Members of a community of practice are open to suggestions, offer feedback, and allow themselves to develop a greater understanding.This example supports Webber’s five reasons why you need communities of practice
- Creating support networks
- Learning and development
- Knowledge sharing
- Scaling common approaches
- collaborating and better practices
Enhancing every community of practice are further communities of practice and like ripples in a pool, each community impacts upon the other as we all tend to be in more than one community of practice and our experiences in each impact upon the others. For example, I am also in a community of practice of educators doing their Masters, this impacts upon my community of practice with my team as I can bring elements from the first community in the form of information I have gathered on teamwork, time management, and post compulsory learning.
Where should you start
At the Mind the Product Conference, 2018, Webber said:
- Clarify who the community is for
- Get those people together (regularly)
- Start sharing stories
- Create opportunities for learning, building trust, adding value and supporting each other
- See what works and turn up the good
A community of practice can take some effort to establish but it doesn’t involve lengthy meetings, just shared passions and ideas, feedback and innovation through forums and groups. Using tools like Slack, Skype and Zoom, we can address our geographic diversity and create multicultural communities of practice as well as local communities. My peers are spread over offices in three different countries. The community I am also a part of is open to any of my company’s employees in the world. We not only have project managers and Products Owners in this community of practice, we have developers as well bringing us insight from their perspective, thus decreasing our risk of siloing negatively and enabling us all to learn.

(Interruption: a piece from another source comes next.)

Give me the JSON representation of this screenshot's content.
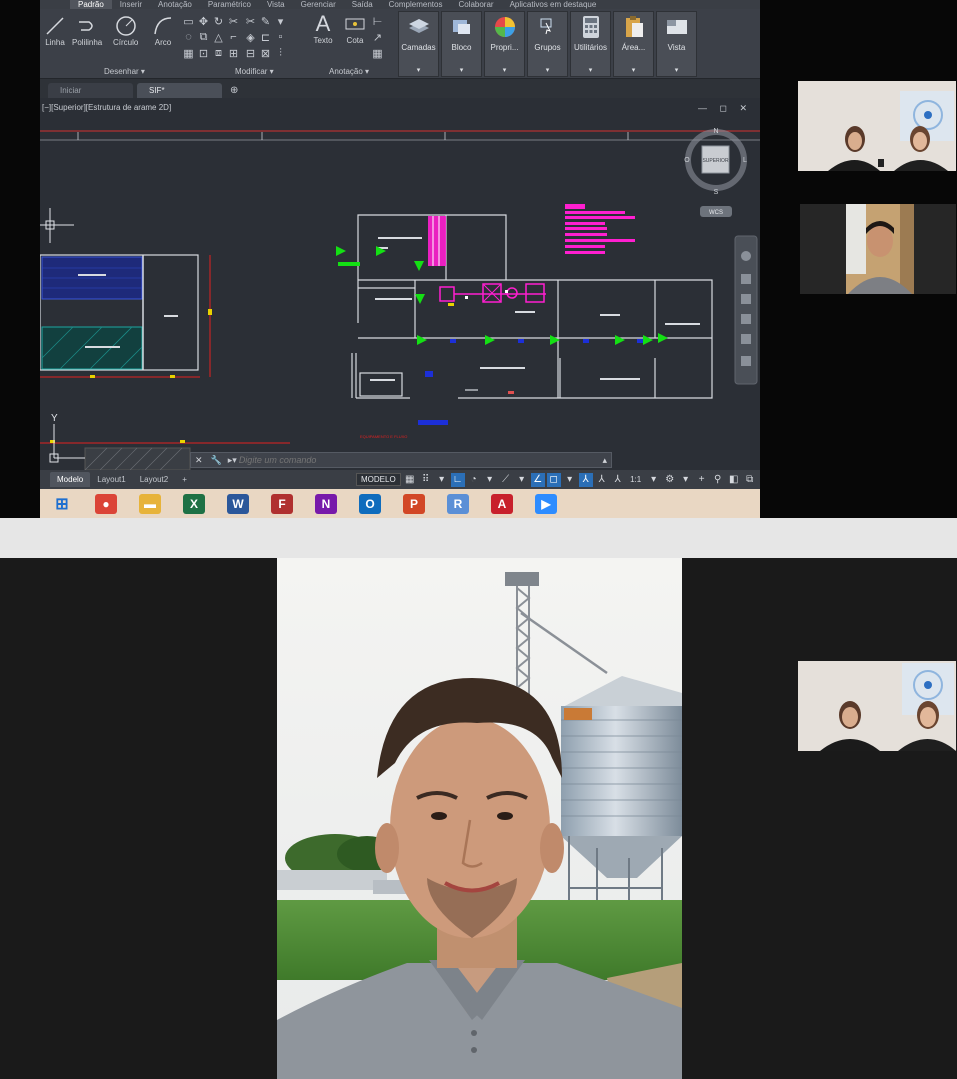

My peers and I meet every fortnight. We have a busy week when it is sprint end and beginning, and then a down week where we catch up on paperwork, facilitate our teams and do other work. So this second week, the down week, suits us as the week we meet to refine and review work we have done. At the moment we are lead by ourselves, so we have a fully co-owned leadership. Within that leadership, we share the same roles, but we have developed little areas of speciality. Mine is education, mentoring and professional development, another peer is particularly interested in technical aspects and testing. Another peer looks at things from his NGO project management background, while another comes from an XP environment. When we first got together we created as a goal or driver to update and expand our Agile resources, with the ultimate aim to have an extensive library we could share across the company, and we have been achieving this beyond, I feel, the expectations of senior management. The depth of knowledge we each possess has created a resource pool rich in insight and applicable to all areas of Agile.
Every community of practice will work differently. What I have provided above, and what Webber provides in her book, something I recommend you read, should only be seen as a guideline. The truisms are those Webber said at the beginning of this section. Interpret those to meet your communities needs. If anyone would like to discuss anything within this blog further, please feel free to reach out.

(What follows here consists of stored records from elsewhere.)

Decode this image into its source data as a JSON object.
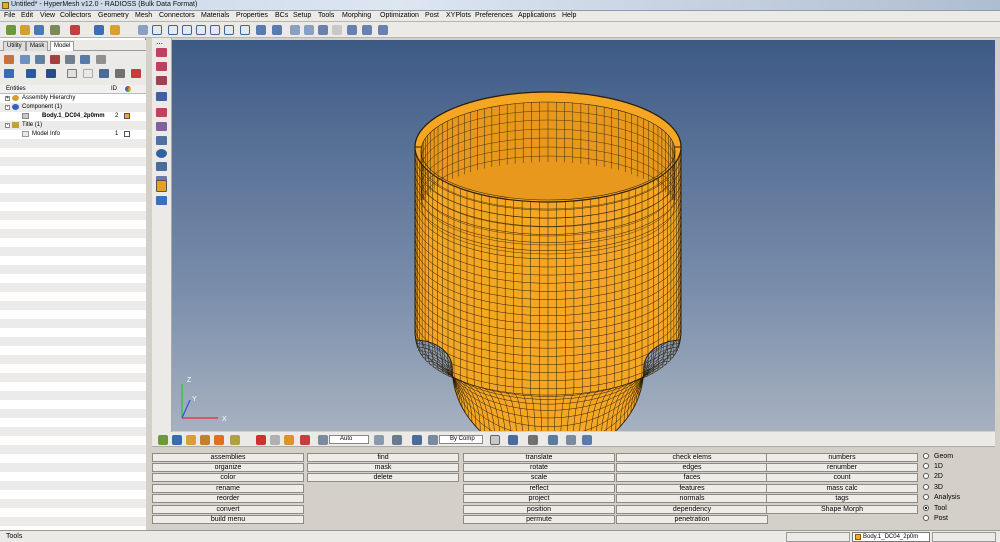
{
  "window": {
    "title": "Untitled* - HyperMesh v12.0 - RADIOSS (Bulk Data Format)"
  },
  "menu": [
    "File",
    "Edit",
    "View",
    "Collectors",
    "Geometry",
    "Mesh",
    "Connectors",
    "Materials",
    "Properties",
    "BCs",
    "Setup",
    "Tools",
    "Morphing",
    "Optimization",
    "Post",
    "XYPlots",
    "Preferences",
    "Applications",
    "Help"
  ],
  "tabs": [
    "Utility",
    "Mask",
    "Model"
  ],
  "entities": {
    "header": {
      "name": "Entities",
      "id": "ID"
    },
    "rows": [
      {
        "label": "Assembly Hierarchy",
        "id": ""
      },
      {
        "label": "Component (1)",
        "id": ""
      },
      {
        "label": "Body.1_DC04_2p0mm",
        "id": "2"
      },
      {
        "label": "Title (1)",
        "id": ""
      },
      {
        "label": "Model Info",
        "id": "1"
      }
    ]
  },
  "viewport": {
    "axis_x": "X",
    "axis_y": "Y",
    "axis_z": "Z"
  },
  "bottom_toolbar": {
    "mode": "Auto",
    "color_by": "By Comp"
  },
  "panel": {
    "columns": [
      [
        "assemblies",
        "organize",
        "color",
        "rename",
        "reorder",
        "convert",
        "build menu"
      ],
      [
        "find",
        "mask",
        "delete",
        "",
        "",
        "",
        ""
      ],
      [
        "translate",
        "rotate",
        "scale",
        "reflect",
        "project",
        "position",
        "permute"
      ],
      [
        "check elems",
        "edges",
        "faces",
        "features",
        "normals",
        "dependency",
        "penetration"
      ],
      [
        "numbers",
        "renumber",
        "count",
        "mass calc",
        "tags",
        "Shape Morph",
        ""
      ]
    ],
    "radios": [
      "Geom",
      "1D",
      "2D",
      "3D",
      "Analysis",
      "Tool",
      "Post"
    ],
    "selected_radio": "Tool"
  },
  "status": {
    "text": "Tools",
    "component": "Body.1_DC04_2p0m"
  },
  "colors": {
    "mesh": "#f5a623",
    "mesh_line": "#2a1e08",
    "viewport_top": "#3d5a86",
    "viewport_bottom": "#a7b1c0"
  }
}
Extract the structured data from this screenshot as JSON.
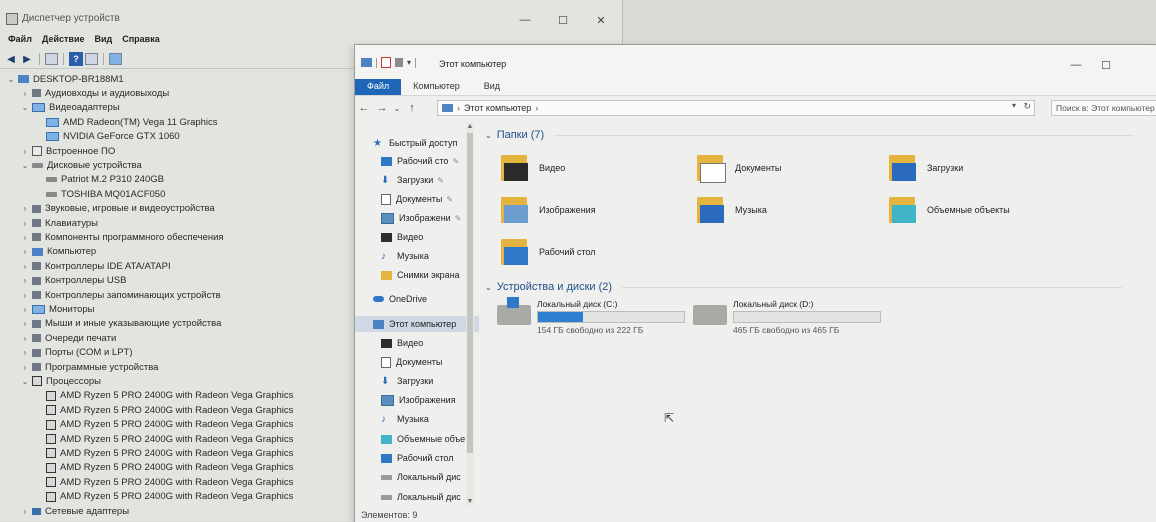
{
  "device_manager": {
    "title": "Диспетчер устройств",
    "window_controls": {
      "minimize": "—",
      "maximize": "☐",
      "close": "✕"
    },
    "menu": [
      "Файл",
      "Действие",
      "Вид",
      "Справка"
    ],
    "tree": [
      {
        "label": "DESKTOP-BR188M1",
        "level": 0,
        "expanded": true,
        "icon": "computer-icon"
      },
      {
        "label": "Аудиовходы и аудиовыходы",
        "level": 1,
        "expanded": false,
        "icon": "speaker-icon"
      },
      {
        "label": "Видеоадаптеры",
        "level": 1,
        "expanded": true,
        "icon": "monitor-icon"
      },
      {
        "label": "AMD Radeon(TM) Vega 11 Graphics",
        "level": 2,
        "icon": "monitor-icon"
      },
      {
        "label": "NVIDIA GeForce GTX 1060",
        "level": 2,
        "icon": "monitor-icon"
      },
      {
        "label": "Встроенное ПО",
        "level": 1,
        "expanded": false,
        "icon": "chip-icon"
      },
      {
        "label": "Дисковые устройства",
        "level": 1,
        "expanded": true,
        "icon": "disk-icon"
      },
      {
        "label": "Patriot M.2 P310 240GB",
        "level": 2,
        "icon": "disk-icon"
      },
      {
        "label": "TOSHIBA MQ01ACF050",
        "level": 2,
        "icon": "disk-icon"
      },
      {
        "label": "Звуковые, игровые и видеоустройства",
        "level": 1,
        "expanded": false,
        "icon": "speaker-icon"
      },
      {
        "label": "Клавиатуры",
        "level": 1,
        "expanded": false,
        "icon": "keyboard-icon"
      },
      {
        "label": "Компоненты программного обеспечения",
        "level": 1,
        "expanded": false,
        "icon": "component-icon"
      },
      {
        "label": "Компьютер",
        "level": 1,
        "expanded": false,
        "icon": "computer-icon"
      },
      {
        "label": "Контроллеры IDE ATA/ATAPI",
        "level": 1,
        "expanded": false,
        "icon": "controller-icon"
      },
      {
        "label": "Контроллеры USB",
        "level": 1,
        "expanded": false,
        "icon": "usb-icon"
      },
      {
        "label": "Контроллеры запоминающих устройств",
        "level": 1,
        "expanded": false,
        "icon": "storage-controller-icon"
      },
      {
        "label": "Мониторы",
        "level": 1,
        "expanded": false,
        "icon": "monitor-icon"
      },
      {
        "label": "Мыши и иные указывающие устройства",
        "level": 1,
        "expanded": false,
        "icon": "mouse-icon"
      },
      {
        "label": "Очереди печати",
        "level": 1,
        "expanded": false,
        "icon": "printer-icon"
      },
      {
        "label": "Порты (COM и LPT)",
        "level": 1,
        "expanded": false,
        "icon": "port-icon"
      },
      {
        "label": "Программные устройства",
        "level": 1,
        "expanded": false,
        "icon": "component-icon"
      },
      {
        "label": "Процессоры",
        "level": 1,
        "expanded": true,
        "icon": "cpu-icon"
      },
      {
        "label": "AMD Ryzen 5 PRO 2400G with Radeon Vega Graphics",
        "level": 2,
        "icon": "cpu-icon"
      },
      {
        "label": "AMD Ryzen 5 PRO 2400G with Radeon Vega Graphics",
        "level": 2,
        "icon": "cpu-icon"
      },
      {
        "label": "AMD Ryzen 5 PRO 2400G with Radeon Vega Graphics",
        "level": 2,
        "icon": "cpu-icon"
      },
      {
        "label": "AMD Ryzen 5 PRO 2400G with Radeon Vega Graphics",
        "level": 2,
        "icon": "cpu-icon"
      },
      {
        "label": "AMD Ryzen 5 PRO 2400G with Radeon Vega Graphics",
        "level": 2,
        "icon": "cpu-icon"
      },
      {
        "label": "AMD Ryzen 5 PRO 2400G with Radeon Vega Graphics",
        "level": 2,
        "icon": "cpu-icon"
      },
      {
        "label": "AMD Ryzen 5 PRO 2400G with Radeon Vega Graphics",
        "level": 2,
        "icon": "cpu-icon"
      },
      {
        "label": "AMD Ryzen 5 PRO 2400G with Radeon Vega Graphics",
        "level": 2,
        "icon": "cpu-icon"
      },
      {
        "label": "Сетевые адаптеры",
        "level": 1,
        "expanded": false,
        "icon": "network-icon"
      }
    ]
  },
  "explorer": {
    "title": "Этот компьютер",
    "ribbon_tabs": [
      "Файл",
      "Компьютер",
      "Вид"
    ],
    "address": "Этот компьютер",
    "search_placeholder": "Поиск в: Этот компьютер",
    "nav": [
      {
        "label": "Быстрый доступ",
        "icon": "star-icon",
        "pinned": false
      },
      {
        "label": "Рабочий сто",
        "icon": "desktop-icon",
        "pinned": true
      },
      {
        "label": "Загрузки",
        "icon": "download-icon",
        "pinned": true
      },
      {
        "label": "Документы",
        "icon": "document-icon",
        "pinned": true
      },
      {
        "label": "Изображени",
        "icon": "image-icon",
        "pinned": true
      },
      {
        "label": "Видео",
        "icon": "video-icon",
        "pinned": false
      },
      {
        "label": "Музыка",
        "icon": "music-icon",
        "pinned": false
      },
      {
        "label": "Снимки экрана",
        "icon": "folder-icon",
        "pinned": false
      },
      {
        "label": "OneDrive",
        "icon": "cloud-icon",
        "pinned": false
      },
      {
        "label": "Этот компьютер",
        "icon": "computer-icon",
        "pinned": false,
        "selected": true
      },
      {
        "label": "Видео",
        "icon": "video-icon",
        "pinned": false
      },
      {
        "label": "Документы",
        "icon": "document-icon",
        "pinned": false
      },
      {
        "label": "Загрузки",
        "icon": "download-icon",
        "pinned": false
      },
      {
        "label": "Изображения",
        "icon": "image-icon",
        "pinned": false
      },
      {
        "label": "Музыка",
        "icon": "music-icon",
        "pinned": false
      },
      {
        "label": "Объемные объе",
        "icon": "cube-icon",
        "pinned": false
      },
      {
        "label": "Рабочий стол",
        "icon": "desktop-icon",
        "pinned": false
      },
      {
        "label": "Локальный дис",
        "icon": "drive-icon",
        "pinned": false
      },
      {
        "label": "Локальный дис",
        "icon": "drive-icon",
        "pinned": false
      }
    ],
    "folders_header": "Папки (7)",
    "folders": [
      {
        "label": "Видео",
        "icon": "video-folder-icon"
      },
      {
        "label": "Документы",
        "icon": "documents-folder-icon"
      },
      {
        "label": "Загрузки",
        "icon": "downloads-folder-icon"
      },
      {
        "label": "Изображения",
        "icon": "pictures-folder-icon"
      },
      {
        "label": "Музыка",
        "icon": "music-folder-icon"
      },
      {
        "label": "Объемные объекты",
        "icon": "3d-objects-folder-icon"
      },
      {
        "label": "Рабочий стол",
        "icon": "desktop-folder-icon"
      }
    ],
    "drives_header": "Устройства и диски (2)",
    "drives": [
      {
        "label": "Локальный диск (C:)",
        "free": "154 ГБ свободно из 222 ГБ",
        "used_fraction": 0.31,
        "system": true
      },
      {
        "label": "Локальный диск (D:)",
        "free": "465 ГБ свободно из 465 ГБ",
        "used_fraction": 0.0,
        "system": false
      }
    ],
    "status": "Элементов: 9",
    "accent_color": "#1f66b8"
  }
}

Webber, E. (2016) Building Successful Commmunities of Practice: Discover how connecting people makes better organisations